Gospel: Matthew 18:1-20 (Pentecost 14: Series A)
Sunday after Sunday, God’s people appear to have it all together… which makes you wonder why Jesus even continues to come. After all, everything is great among God’s people here.
Gospel: Matthew 13:44-52 (Pentecost 8: Series A)
These parables invite us to consider the mysterious way of the reign of God. The Kingdom of God comes by grace to those who are seeking and not seeking it.
Gospel: Matthew 13:1-9, 18-23 (Pentecost 6: Series A)
We cannot control the resistance of people to God’s Word, but we can trust in God’s power and promise to work through His Word.
Gospel: John 7:37-39 (Pentecost Sunday: Series A)
Whether we are sheltering at home on Pentecost or gathering together in church, we have reason for praise. Jesus Christ is the source of the Spirit and that Spirit will never fail.
Gospel: John 17:1-11 (Easter 7: Series A)
A wonderful intimacy, eternal and beyond our understanding, lies beneath the surface of these words. What is even more wonderful is how this intimacy is also ours. Through the saving work of Jesus, this intimacy is extended unto us.
Gospel: John 14:15-21 (Easter 6: Series A)
Jesus is not celebrating diversity or difference. He is promising sameness. Redundancy. A repeat of what has happened before.
Gospel: John 14:1-14 (Easter 5: Series A)
Jesus sees His disciples facing future uncertainty and responds not with details about dates and times and procedures to follow, but with His promise and His presence.
Gospel: John 9:1-41 (Lent 4: Series A)
When the story begins in creation and ends in restoration, all the moments in between are filled with the working of God.
Gospel: Matthew 4:1-11 (Lent 1: Series A)
But this is not a story of Jesus being taken many places. This is a story of Jesus remaining in one place and deepening in His love of the Spirit and the Father.
Gospel: Matthew 4:12-25 (Epiphany 3: Series A)
This is the wonder which is present in the calling of the disciples. Not how they drop their nets to follow Jesus, but that Jesus does not need to go far to find disciples.

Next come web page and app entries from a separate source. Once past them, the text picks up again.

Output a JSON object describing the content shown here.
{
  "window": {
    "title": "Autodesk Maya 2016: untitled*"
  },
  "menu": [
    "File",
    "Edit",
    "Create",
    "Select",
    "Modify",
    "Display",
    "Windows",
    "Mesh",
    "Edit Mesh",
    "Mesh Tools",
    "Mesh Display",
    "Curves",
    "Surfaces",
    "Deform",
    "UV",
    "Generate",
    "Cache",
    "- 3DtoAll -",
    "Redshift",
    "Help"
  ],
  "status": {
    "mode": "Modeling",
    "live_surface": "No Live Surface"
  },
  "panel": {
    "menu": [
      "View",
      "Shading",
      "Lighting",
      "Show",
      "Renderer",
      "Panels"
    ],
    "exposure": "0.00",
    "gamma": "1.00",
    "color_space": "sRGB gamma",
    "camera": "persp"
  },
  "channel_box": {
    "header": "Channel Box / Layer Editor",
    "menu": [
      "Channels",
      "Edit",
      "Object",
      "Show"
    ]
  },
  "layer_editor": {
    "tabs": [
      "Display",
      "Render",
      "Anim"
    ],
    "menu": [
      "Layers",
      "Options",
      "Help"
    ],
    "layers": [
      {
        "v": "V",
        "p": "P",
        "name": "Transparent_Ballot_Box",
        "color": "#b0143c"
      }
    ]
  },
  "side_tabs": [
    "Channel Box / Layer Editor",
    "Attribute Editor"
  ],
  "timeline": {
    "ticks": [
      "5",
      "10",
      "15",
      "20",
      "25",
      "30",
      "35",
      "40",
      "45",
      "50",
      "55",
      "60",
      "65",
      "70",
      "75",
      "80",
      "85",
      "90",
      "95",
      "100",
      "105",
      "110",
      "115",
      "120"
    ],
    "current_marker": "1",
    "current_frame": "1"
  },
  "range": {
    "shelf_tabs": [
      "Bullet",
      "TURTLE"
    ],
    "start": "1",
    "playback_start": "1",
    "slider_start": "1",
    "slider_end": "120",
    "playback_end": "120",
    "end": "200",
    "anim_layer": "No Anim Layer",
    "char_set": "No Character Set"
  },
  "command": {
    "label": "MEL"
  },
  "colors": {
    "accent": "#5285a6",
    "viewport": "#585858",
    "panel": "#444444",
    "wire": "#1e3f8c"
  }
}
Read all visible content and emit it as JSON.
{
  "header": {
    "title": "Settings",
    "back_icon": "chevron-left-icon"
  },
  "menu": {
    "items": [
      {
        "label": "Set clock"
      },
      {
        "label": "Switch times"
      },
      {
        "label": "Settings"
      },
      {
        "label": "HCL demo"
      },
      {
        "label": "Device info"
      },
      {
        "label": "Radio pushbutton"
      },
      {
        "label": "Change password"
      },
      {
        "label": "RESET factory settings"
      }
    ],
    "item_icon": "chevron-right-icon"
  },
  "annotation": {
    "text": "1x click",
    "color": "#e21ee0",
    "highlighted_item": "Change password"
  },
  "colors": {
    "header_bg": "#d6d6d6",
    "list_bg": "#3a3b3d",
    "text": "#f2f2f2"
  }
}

He chooses the people He lives among.
Gospel: John 1:29-42 (Epiphany 2: Series A)
This is what makes the reading from John so frightening and yet so exciting. Notice how Jesus appears. Not in miracles, not in marvels, but in relationships.

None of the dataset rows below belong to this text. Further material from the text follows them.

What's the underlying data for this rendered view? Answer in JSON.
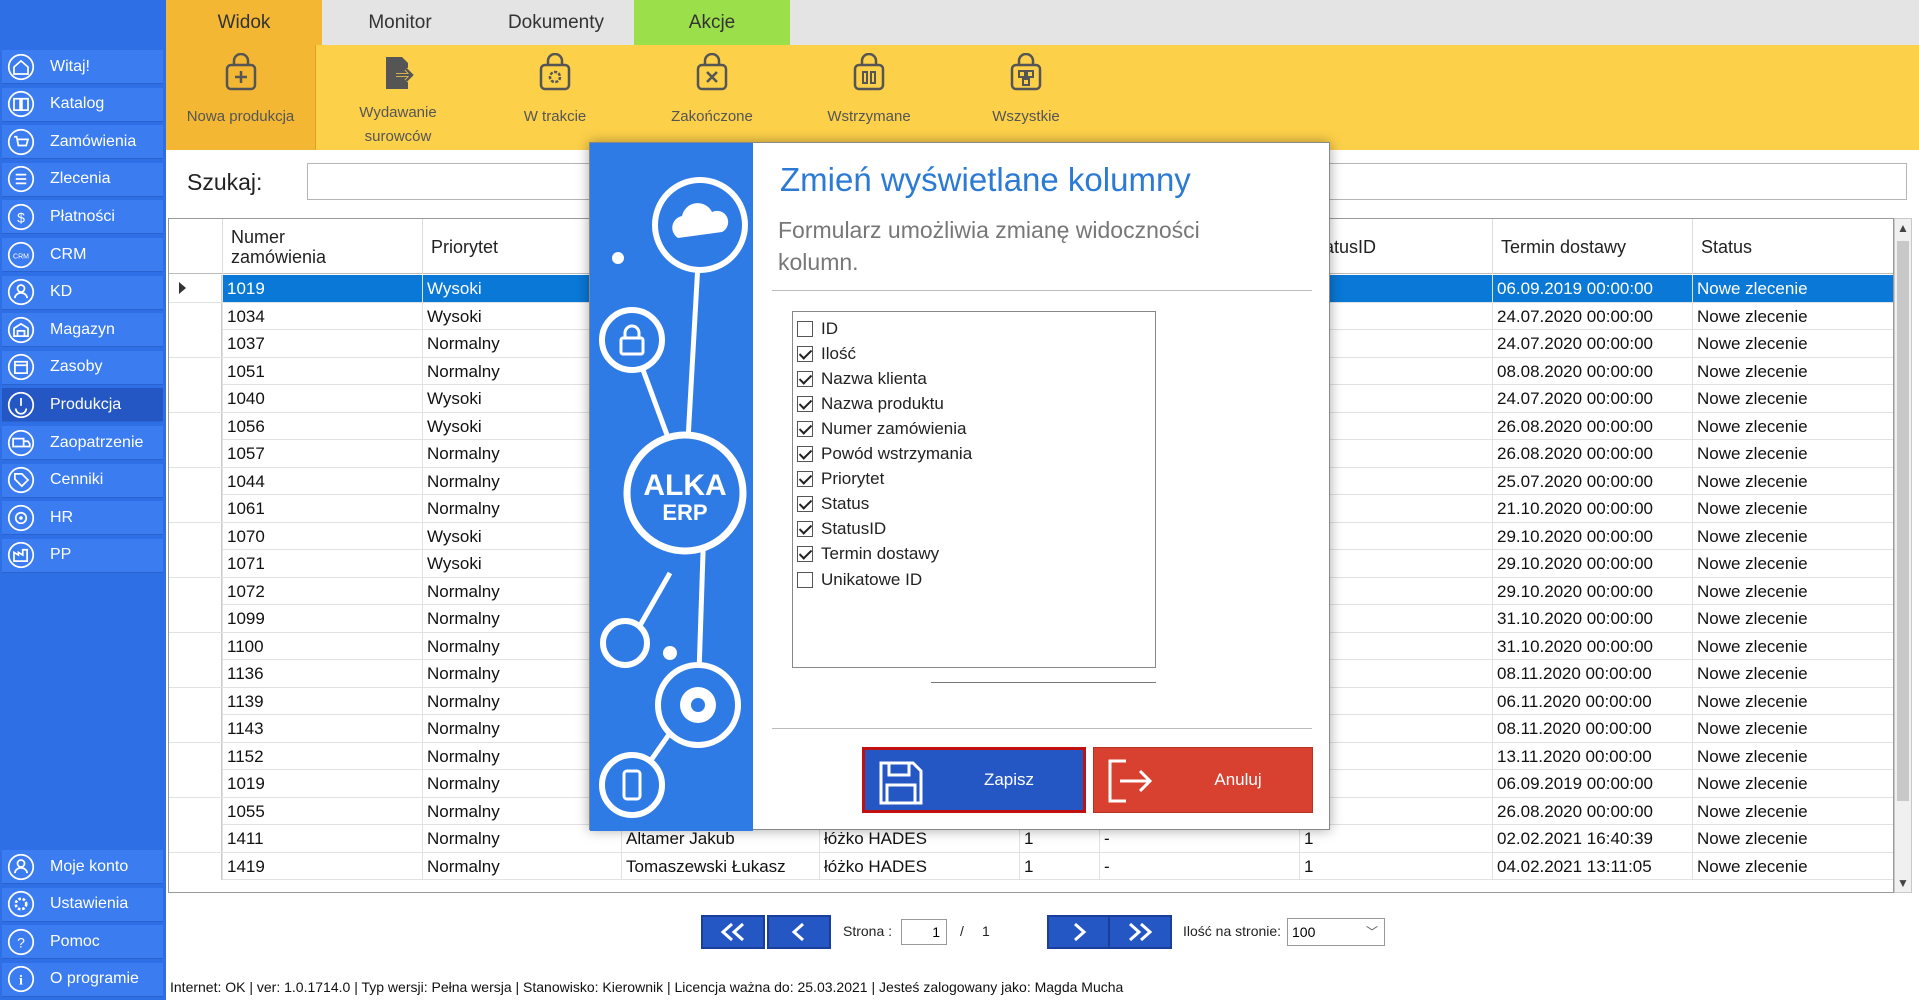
{
  "colors": {
    "sidebar": "#2f6fe6",
    "ribbon": "#fdd04a",
    "ribbon_selected": "#f4b733",
    "tab_akcje": "#9be04a",
    "tab_widok": "#f4b733",
    "selected_row": "#0a78d7",
    "save": "#2456c4",
    "cancel": "#d8412f"
  },
  "sidebar": {
    "items": [
      {
        "label": "Witaj!",
        "icon": "home-icon"
      },
      {
        "label": "Katalog",
        "icon": "book-icon"
      },
      {
        "label": "Zamówienia",
        "icon": "cart-icon"
      },
      {
        "label": "Zlecenia",
        "icon": "list-icon"
      },
      {
        "label": "Płatności",
        "icon": "dollar-icon"
      },
      {
        "label": "CRM",
        "icon": "crm-icon"
      },
      {
        "label": "KD",
        "icon": "person-icon"
      },
      {
        "label": "Magazyn",
        "icon": "warehouse-icon"
      },
      {
        "label": "Zasoby",
        "icon": "calendar-icon"
      },
      {
        "label": "Produkcja",
        "icon": "production-icon"
      },
      {
        "label": "Zaopatrzenie",
        "icon": "truck-icon"
      },
      {
        "label": "Cenniki",
        "icon": "tag-icon"
      },
      {
        "label": "HR",
        "icon": "hr-icon"
      },
      {
        "label": "PP",
        "icon": "factory-icon"
      }
    ],
    "bottom": [
      {
        "label": "Moje konto",
        "icon": "user-icon"
      },
      {
        "label": "Ustawienia",
        "icon": "gear-icon"
      },
      {
        "label": "Pomoc",
        "icon": "help-icon"
      },
      {
        "label": "O programie",
        "icon": "info-icon"
      }
    ]
  },
  "tabs": [
    {
      "label": "Widok"
    },
    {
      "label": "Monitor"
    },
    {
      "label": "Dokumenty"
    },
    {
      "label": "Akcje"
    }
  ],
  "ribbon": {
    "buttons": [
      {
        "label": "Nowa produkcja"
      },
      {
        "label": "Wydawanie",
        "label2": "surowców"
      },
      {
        "label": "W trakcie"
      },
      {
        "label": "Zakończone"
      },
      {
        "label": "Wstrzymane"
      },
      {
        "label": "Wszystkie"
      }
    ]
  },
  "search": {
    "label": "Szukaj:",
    "value": ""
  },
  "grid": {
    "headers": {
      "numer1": "Numer",
      "numer2": "zamówienia",
      "priorytet": "Priorytet",
      "statusid": "atusID",
      "termin": "Termin dostawy",
      "status": "Status"
    },
    "rows": [
      {
        "numer": "1019",
        "priorytet": "Wysoki",
        "termin": "06.09.2019 00:00:00",
        "status": "Nowe zlecenie"
      },
      {
        "numer": "1034",
        "priorytet": "Wysoki",
        "termin": "24.07.2020 00:00:00",
        "status": "Nowe zlecenie"
      },
      {
        "numer": "1037",
        "priorytet": "Normalny",
        "termin": "24.07.2020 00:00:00",
        "status": "Nowe zlecenie"
      },
      {
        "numer": "1051",
        "priorytet": "Normalny",
        "termin": "08.08.2020 00:00:00",
        "status": "Nowe zlecenie"
      },
      {
        "numer": "1040",
        "priorytet": "Wysoki",
        "termin": "24.07.2020 00:00:00",
        "status": "Nowe zlecenie"
      },
      {
        "numer": "1056",
        "priorytet": "Wysoki",
        "termin": "26.08.2020 00:00:00",
        "status": "Nowe zlecenie"
      },
      {
        "numer": "1057",
        "priorytet": "Normalny",
        "termin": "26.08.2020 00:00:00",
        "status": "Nowe zlecenie"
      },
      {
        "numer": "1044",
        "priorytet": "Normalny",
        "termin": "25.07.2020 00:00:00",
        "status": "Nowe zlecenie"
      },
      {
        "numer": "1061",
        "priorytet": "Normalny",
        "termin": "21.10.2020 00:00:00",
        "status": "Nowe zlecenie"
      },
      {
        "numer": "1070",
        "priorytet": "Wysoki",
        "termin": "29.10.2020 00:00:00",
        "status": "Nowe zlecenie"
      },
      {
        "numer": "1071",
        "priorytet": "Wysoki",
        "termin": "29.10.2020 00:00:00",
        "status": "Nowe zlecenie"
      },
      {
        "numer": "1072",
        "priorytet": "Normalny",
        "termin": "29.10.2020 00:00:00",
        "status": "Nowe zlecenie"
      },
      {
        "numer": "1099",
        "priorytet": "Normalny",
        "termin": "31.10.2020 00:00:00",
        "status": "Nowe zlecenie"
      },
      {
        "numer": "1100",
        "priorytet": "Normalny",
        "termin": "31.10.2020 00:00:00",
        "status": "Nowe zlecenie"
      },
      {
        "numer": "1136",
        "priorytet": "Normalny",
        "termin": "08.11.2020 00:00:00",
        "status": "Nowe zlecenie"
      },
      {
        "numer": "1139",
        "priorytet": "Normalny",
        "termin": "06.11.2020 00:00:00",
        "status": "Nowe zlecenie"
      },
      {
        "numer": "1143",
        "priorytet": "Normalny",
        "termin": "08.11.2020 00:00:00",
        "status": "Nowe zlecenie"
      },
      {
        "numer": "1152",
        "priorytet": "Normalny",
        "termin": "13.11.2020 00:00:00",
        "status": "Nowe zlecenie"
      },
      {
        "numer": "1019",
        "priorytet": "Normalny",
        "termin": "06.09.2019 00:00:00",
        "status": "Nowe zlecenie"
      },
      {
        "numer": "1055",
        "priorytet": "Normalny",
        "termin": "26.08.2020 00:00:00",
        "status": "Nowe zlecenie"
      },
      {
        "numer": "1411",
        "priorytet": "Normalny",
        "klient": "Altamer Jakub",
        "produkt": "łóżko HADES",
        "ilosc": "1",
        "powod": "-",
        "statusid": "1",
        "termin": "02.02.2021 16:40:39",
        "status": "Nowe zlecenie"
      },
      {
        "numer": "1419",
        "priorytet": "Normalny",
        "klient": "Tomaszewski Łukasz",
        "produkt": "łóżko HADES",
        "ilosc": "1",
        "powod": "-",
        "statusid": "1",
        "termin": "04.02.2021 13:11:05",
        "status": "Nowe zlecenie"
      }
    ]
  },
  "pager": {
    "page_label": "Strona :",
    "page": "1",
    "sep": "/",
    "total": "1",
    "per_page_label": "Ilość na stronie:",
    "per_page": "100"
  },
  "status_bar": "Internet: OK  |  ver: 1.0.1714.0  |  Typ wersji: Pełna wersja  |  Stanowisko: Kierownik  |  Licencja ważna do: 25.03.2021  |  Jesteś zalogowany jako: Magda Mucha",
  "dialog": {
    "title": "Zmień wyświetlane kolumny",
    "subtitle": "Formularz umożliwia zmianę widoczności kolumn.",
    "logo_text": "ALKA ERP",
    "columns": [
      {
        "label": "ID",
        "checked": false
      },
      {
        "label": "Ilość",
        "checked": true
      },
      {
        "label": "Nazwa klienta",
        "checked": true
      },
      {
        "label": "Nazwa produktu",
        "checked": true
      },
      {
        "label": "Numer zamówienia",
        "checked": true
      },
      {
        "label": "Powód wstrzymania",
        "checked": true
      },
      {
        "label": "Priorytet",
        "checked": true
      },
      {
        "label": "Status",
        "checked": true
      },
      {
        "label": "StatusID",
        "checked": true
      },
      {
        "label": "Termin dostawy",
        "checked": true
      },
      {
        "label": "Unikatowe ID",
        "checked": false
      }
    ],
    "save_label": "Zapisz",
    "cancel_label": "Anuluj"
  }
}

Gospel: Luke 23:27-43 (The Last Sunday in the Church Year: Series C)
God invites us to have intimate conversations in a world filled with mockery and hate. To trust Jesus reigns whenever and wherever He extends a word of promise to the displaced and the disfavored, welcoming them home.
Gospel: Luke 21:5-28 (Pentecost 23: Series C)

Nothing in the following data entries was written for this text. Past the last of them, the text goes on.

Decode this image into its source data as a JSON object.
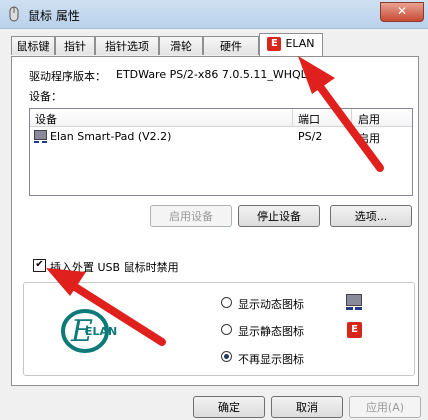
{
  "window": {
    "title": "鼠标 属性",
    "close_label": "✕"
  },
  "tabs": [
    {
      "label": "鼠标键"
    },
    {
      "label": "指针"
    },
    {
      "label": "指针选项"
    },
    {
      "label": "滑轮"
    },
    {
      "label": "硬件"
    },
    {
      "label": "ELAN"
    }
  ],
  "elan_tab": {
    "logo_letter": "E",
    "driver_version_label": "驱动程序版本：",
    "driver_version": "ETDWare PS/2-x86 7.0.5.11_WHQL",
    "devices_label": "设备：",
    "columns": [
      "设备",
      "端口",
      "启用"
    ],
    "devices": [
      {
        "name": "Elan Smart-Pad  (V2.2)",
        "port": "PS/2",
        "enabled": "启用"
      }
    ],
    "buttons": {
      "enable": "启用设备",
      "disable": "停止设备",
      "options": "选项..."
    },
    "usb_checkbox_label": "插入外置 USB 鼠标时禁用",
    "usb_checked": true,
    "elan_logo_text": "ELAN",
    "radios": [
      {
        "label": "显示动态图标",
        "checked": false
      },
      {
        "label": "显示静态图标",
        "checked": false
      },
      {
        "label": "不再显示图标",
        "checked": true
      }
    ]
  },
  "footer": {
    "ok": "确定",
    "cancel": "取消",
    "apply": "应用(A)"
  },
  "colors": {
    "accent_red": "#d9261c",
    "arrow_red": "#e0201c"
  }
}
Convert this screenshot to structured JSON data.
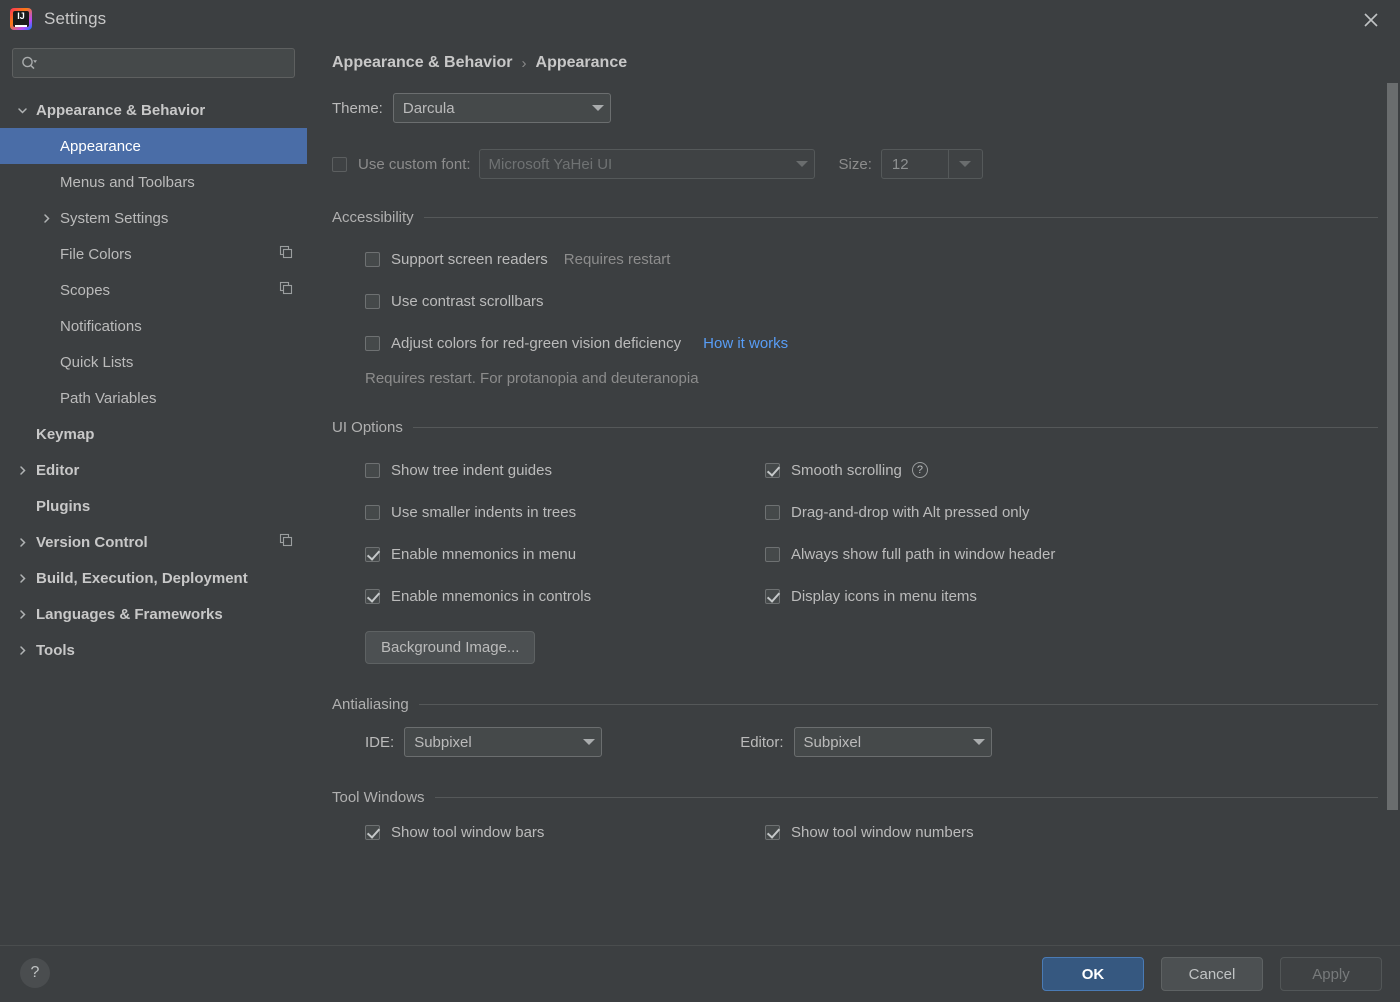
{
  "window": {
    "title": "Settings",
    "logo_text": "IJ",
    "close_icon": "close-icon"
  },
  "sidebar": {
    "search": {
      "placeholder": "",
      "value": "",
      "icon": "search-icon"
    },
    "items": [
      {
        "label": "Appearance & Behavior",
        "level": 0,
        "bold": true,
        "chevron": "down",
        "selected": false,
        "copy": false
      },
      {
        "label": "Appearance",
        "level": 1,
        "bold": false,
        "chevron": "none",
        "selected": true,
        "copy": false
      },
      {
        "label": "Menus and Toolbars",
        "level": 1,
        "bold": false,
        "chevron": "none",
        "selected": false,
        "copy": false
      },
      {
        "label": "System Settings",
        "level": 1,
        "bold": false,
        "chevron": "right",
        "selected": false,
        "copy": false
      },
      {
        "label": "File Colors",
        "level": 1,
        "bold": false,
        "chevron": "none",
        "selected": false,
        "copy": true
      },
      {
        "label": "Scopes",
        "level": 1,
        "bold": false,
        "chevron": "none",
        "selected": false,
        "copy": true
      },
      {
        "label": "Notifications",
        "level": 1,
        "bold": false,
        "chevron": "none",
        "selected": false,
        "copy": false
      },
      {
        "label": "Quick Lists",
        "level": 1,
        "bold": false,
        "chevron": "none",
        "selected": false,
        "copy": false
      },
      {
        "label": "Path Variables",
        "level": 1,
        "bold": false,
        "chevron": "none",
        "selected": false,
        "copy": false
      },
      {
        "label": "Keymap",
        "level": 0,
        "bold": true,
        "chevron": "none",
        "selected": false,
        "copy": false
      },
      {
        "label": "Editor",
        "level": 0,
        "bold": true,
        "chevron": "right",
        "selected": false,
        "copy": false
      },
      {
        "label": "Plugins",
        "level": 0,
        "bold": true,
        "chevron": "none",
        "selected": false,
        "copy": false
      },
      {
        "label": "Version Control",
        "level": 0,
        "bold": true,
        "chevron": "right",
        "selected": false,
        "copy": true
      },
      {
        "label": "Build, Execution, Deployment",
        "level": 0,
        "bold": true,
        "chevron": "right",
        "selected": false,
        "copy": false
      },
      {
        "label": "Languages & Frameworks",
        "level": 0,
        "bold": true,
        "chevron": "right",
        "selected": false,
        "copy": false
      },
      {
        "label": "Tools",
        "level": 0,
        "bold": true,
        "chevron": "right",
        "selected": false,
        "copy": false
      }
    ]
  },
  "breadcrumb": {
    "parent": "Appearance & Behavior",
    "separator": "›",
    "current": "Appearance"
  },
  "theme": {
    "label": "Theme:",
    "value": "Darcula"
  },
  "custom_font": {
    "checkbox_label": "Use custom font:",
    "checked": false,
    "enabled": false,
    "font_value": "Microsoft YaHei UI",
    "size_label": "Size:",
    "size_value": "12"
  },
  "accessibility": {
    "title": "Accessibility",
    "options": [
      {
        "label": "Support screen readers",
        "checked": false,
        "hint": "Requires restart",
        "link": ""
      },
      {
        "label": "Use contrast scrollbars",
        "checked": false,
        "hint": "",
        "link": ""
      },
      {
        "label": "Adjust colors for red-green vision deficiency",
        "checked": false,
        "hint": "",
        "link": "How it works"
      }
    ],
    "note": "Requires restart. For protanopia and deuteranopia"
  },
  "ui_options": {
    "title": "UI Options",
    "left_column": [
      {
        "label": "Show tree indent guides",
        "checked": false,
        "help": false
      },
      {
        "label": "Use smaller indents in trees",
        "checked": false,
        "help": false
      },
      {
        "label": "Enable mnemonics in menu",
        "checked": true,
        "help": false
      },
      {
        "label": "Enable mnemonics in controls",
        "checked": true,
        "help": false
      }
    ],
    "right_column": [
      {
        "label": "Smooth scrolling",
        "checked": true,
        "help": true
      },
      {
        "label": "Drag-and-drop with Alt pressed only",
        "checked": false,
        "help": false
      },
      {
        "label": "Always show full path in window header",
        "checked": false,
        "help": false
      },
      {
        "label": "Display icons in menu items",
        "checked": true,
        "help": false
      }
    ],
    "background_image_button": "Background Image..."
  },
  "antialiasing": {
    "title": "Antialiasing",
    "ide_label": "IDE:",
    "ide_value": "Subpixel",
    "editor_label": "Editor:",
    "editor_value": "Subpixel"
  },
  "tool_windows": {
    "title": "Tool Windows",
    "left": {
      "label": "Show tool window bars",
      "checked": true
    },
    "right": {
      "label": "Show tool window numbers",
      "checked": true
    }
  },
  "footer": {
    "help_label": "?",
    "ok": "OK",
    "cancel": "Cancel",
    "apply": "Apply",
    "apply_enabled": false
  },
  "colors": {
    "window_bg": "#3c3f41",
    "selection_blue": "#4a6da7",
    "link_blue": "#589df6",
    "primary_button": "#365880",
    "text": "#bbbbbb",
    "dim_text": "#8c8c8c"
  }
}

Jesus offer us this vision of violence not so we might be drawn into it but so we might be drawn through it to come closer to Him.
Gospel: Luke 20: 27-40 (Pentecost 22: Series C)
If the resurrection were just a repetition of this world, then it would be ridiculous, indeed. But the resurrection is different. It is a world without death.
Gospel: Matthew 5:1-12 (All Saints Sunday: Series C)
On All Saints Day, the beatitudes remind us how God in Christ claims people, frail, humble, poor, mourning, and makes them His own.
Gospel: Luke 10:17-20 (The Festival of St. Michael and All Angels: Series C)
No, we may not be casting out demons, but the battle continues and all of God’s people are involved in it. At baptism, we are taken from the Kingdom of Satan into the Kingdom of God.